Most of the practices would collect copayments from the patient at the time service. Although it’s not a violation for participating providers to accept payment prior to rendering services, there are specific guidelines to follow, especially when reporting these payments.
Additionally, some providers who accept assignment have a concern that Medicare issues partial checks to beneficiaries. Such checks are generally issued because of a patient paid amount in item 29 of the CMS-1500 (02/12) claim form.
Here are a few guidelines to follow;
Medicare Part B recommends not to collect copay amounts prior to a claim being submitted to Medicare since it is difficult to predict when deductible/coinsurance amounts will be applicable (and over-collection is considered program abuse). So, it is recommended that providers not to do so until Medicare Part B payment is received.

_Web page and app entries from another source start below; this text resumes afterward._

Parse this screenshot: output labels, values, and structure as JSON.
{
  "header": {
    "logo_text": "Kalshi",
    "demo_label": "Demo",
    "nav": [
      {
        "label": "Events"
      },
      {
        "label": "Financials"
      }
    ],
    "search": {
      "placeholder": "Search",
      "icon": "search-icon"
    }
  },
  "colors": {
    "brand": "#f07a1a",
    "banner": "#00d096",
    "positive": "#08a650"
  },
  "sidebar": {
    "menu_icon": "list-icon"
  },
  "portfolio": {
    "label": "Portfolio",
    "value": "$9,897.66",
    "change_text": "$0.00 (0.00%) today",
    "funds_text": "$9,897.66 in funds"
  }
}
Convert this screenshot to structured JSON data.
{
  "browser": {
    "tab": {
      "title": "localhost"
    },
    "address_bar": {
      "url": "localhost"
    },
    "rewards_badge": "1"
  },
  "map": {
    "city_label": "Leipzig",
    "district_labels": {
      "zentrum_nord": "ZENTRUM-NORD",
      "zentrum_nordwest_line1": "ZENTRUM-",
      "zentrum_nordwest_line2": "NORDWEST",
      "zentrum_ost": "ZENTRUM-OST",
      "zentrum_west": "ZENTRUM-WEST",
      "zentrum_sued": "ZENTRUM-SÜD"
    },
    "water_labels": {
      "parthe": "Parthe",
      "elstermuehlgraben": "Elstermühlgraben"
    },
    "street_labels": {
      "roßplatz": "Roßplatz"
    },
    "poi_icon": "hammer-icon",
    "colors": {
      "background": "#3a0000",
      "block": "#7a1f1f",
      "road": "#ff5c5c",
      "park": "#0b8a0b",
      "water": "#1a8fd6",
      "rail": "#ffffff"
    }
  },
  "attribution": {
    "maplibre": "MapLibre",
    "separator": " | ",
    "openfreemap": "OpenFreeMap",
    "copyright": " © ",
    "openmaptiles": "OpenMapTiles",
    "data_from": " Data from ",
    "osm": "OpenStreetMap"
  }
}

If you believe you can accurately predict the coinsurance amount and wish to collect it before Medicare Part B payment is received, note the amount collected for coinsurance on your claim form. It is recommended that providers do not collect the deductible prior to receiving payment from Medicare Part B because, as noted above, over-collection is considered program abuse. In addition, this practice can cause a portion of the provider’s check to be issued to beneficiaries on assigned claims.
Do not collect money from the patient for the preventive services for which copayment and coinsurance are waived. Please refer Preventive Services covered by Medicare.
Do not show any amounts collected from patients if the service is never covered by Medicare Part B or you believe, in a particular case, the service will be denied payment. Where patient paid amounts are shown for services that are denied payment, a portion of the provider’s check may go to the beneficiary.
There is no need to show a patient paid amount in item 29 of form CMS-1500 (or electronic equivalent) when assignment is not accepted.